What this task involves
From the records below, copy every line that contains the word "handle".

[Data about app and page elements]

========================

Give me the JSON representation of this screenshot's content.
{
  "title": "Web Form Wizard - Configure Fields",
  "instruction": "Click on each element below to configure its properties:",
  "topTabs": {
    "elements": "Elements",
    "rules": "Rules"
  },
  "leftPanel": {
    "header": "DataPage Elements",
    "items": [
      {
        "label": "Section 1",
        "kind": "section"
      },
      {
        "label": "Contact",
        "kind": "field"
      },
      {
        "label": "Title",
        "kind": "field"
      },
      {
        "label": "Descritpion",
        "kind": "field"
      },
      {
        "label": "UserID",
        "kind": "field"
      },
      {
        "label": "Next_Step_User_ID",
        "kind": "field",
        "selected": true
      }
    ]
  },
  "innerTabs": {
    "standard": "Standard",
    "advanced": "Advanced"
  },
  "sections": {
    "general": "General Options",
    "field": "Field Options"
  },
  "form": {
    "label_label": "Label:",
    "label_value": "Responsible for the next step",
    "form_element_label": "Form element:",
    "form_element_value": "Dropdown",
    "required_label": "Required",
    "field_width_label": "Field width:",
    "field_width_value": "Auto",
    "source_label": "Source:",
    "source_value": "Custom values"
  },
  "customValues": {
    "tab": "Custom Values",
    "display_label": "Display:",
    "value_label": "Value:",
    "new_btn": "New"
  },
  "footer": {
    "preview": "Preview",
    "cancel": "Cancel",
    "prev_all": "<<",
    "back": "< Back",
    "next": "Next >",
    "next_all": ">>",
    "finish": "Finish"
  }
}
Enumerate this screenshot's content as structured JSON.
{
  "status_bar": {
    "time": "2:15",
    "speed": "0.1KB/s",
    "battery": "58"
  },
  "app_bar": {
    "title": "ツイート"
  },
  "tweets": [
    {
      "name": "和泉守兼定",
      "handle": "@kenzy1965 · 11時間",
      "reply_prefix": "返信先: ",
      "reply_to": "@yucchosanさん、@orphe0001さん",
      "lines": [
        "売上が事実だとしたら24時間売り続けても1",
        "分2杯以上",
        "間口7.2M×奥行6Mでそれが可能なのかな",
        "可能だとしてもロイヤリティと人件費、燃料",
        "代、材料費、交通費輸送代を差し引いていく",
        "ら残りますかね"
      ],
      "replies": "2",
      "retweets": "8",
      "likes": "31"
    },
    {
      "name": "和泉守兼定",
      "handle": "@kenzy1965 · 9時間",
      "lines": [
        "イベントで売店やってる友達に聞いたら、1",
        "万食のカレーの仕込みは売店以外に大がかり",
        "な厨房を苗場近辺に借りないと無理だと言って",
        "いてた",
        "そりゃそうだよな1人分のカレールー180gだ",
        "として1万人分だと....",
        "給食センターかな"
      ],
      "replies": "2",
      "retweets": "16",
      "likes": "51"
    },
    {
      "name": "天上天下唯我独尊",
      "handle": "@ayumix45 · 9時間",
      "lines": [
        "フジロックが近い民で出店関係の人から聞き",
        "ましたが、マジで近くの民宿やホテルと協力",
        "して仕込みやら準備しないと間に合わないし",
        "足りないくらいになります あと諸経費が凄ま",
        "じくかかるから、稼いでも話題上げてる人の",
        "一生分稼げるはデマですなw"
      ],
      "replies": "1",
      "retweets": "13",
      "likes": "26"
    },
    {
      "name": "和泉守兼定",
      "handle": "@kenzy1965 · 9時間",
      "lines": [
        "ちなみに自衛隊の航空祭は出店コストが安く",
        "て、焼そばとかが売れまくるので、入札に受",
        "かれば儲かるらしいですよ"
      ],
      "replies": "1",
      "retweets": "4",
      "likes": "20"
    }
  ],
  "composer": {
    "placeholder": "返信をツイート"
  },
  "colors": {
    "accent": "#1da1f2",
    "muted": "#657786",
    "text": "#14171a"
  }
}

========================

Output
      "handle": "@kenzy1965 · 11時間",
      "handle": "@kenzy1965 · 9時間",
      "handle": "@ayumix45 · 9時間",
      "handle": "@kenzy1965 · 9時間",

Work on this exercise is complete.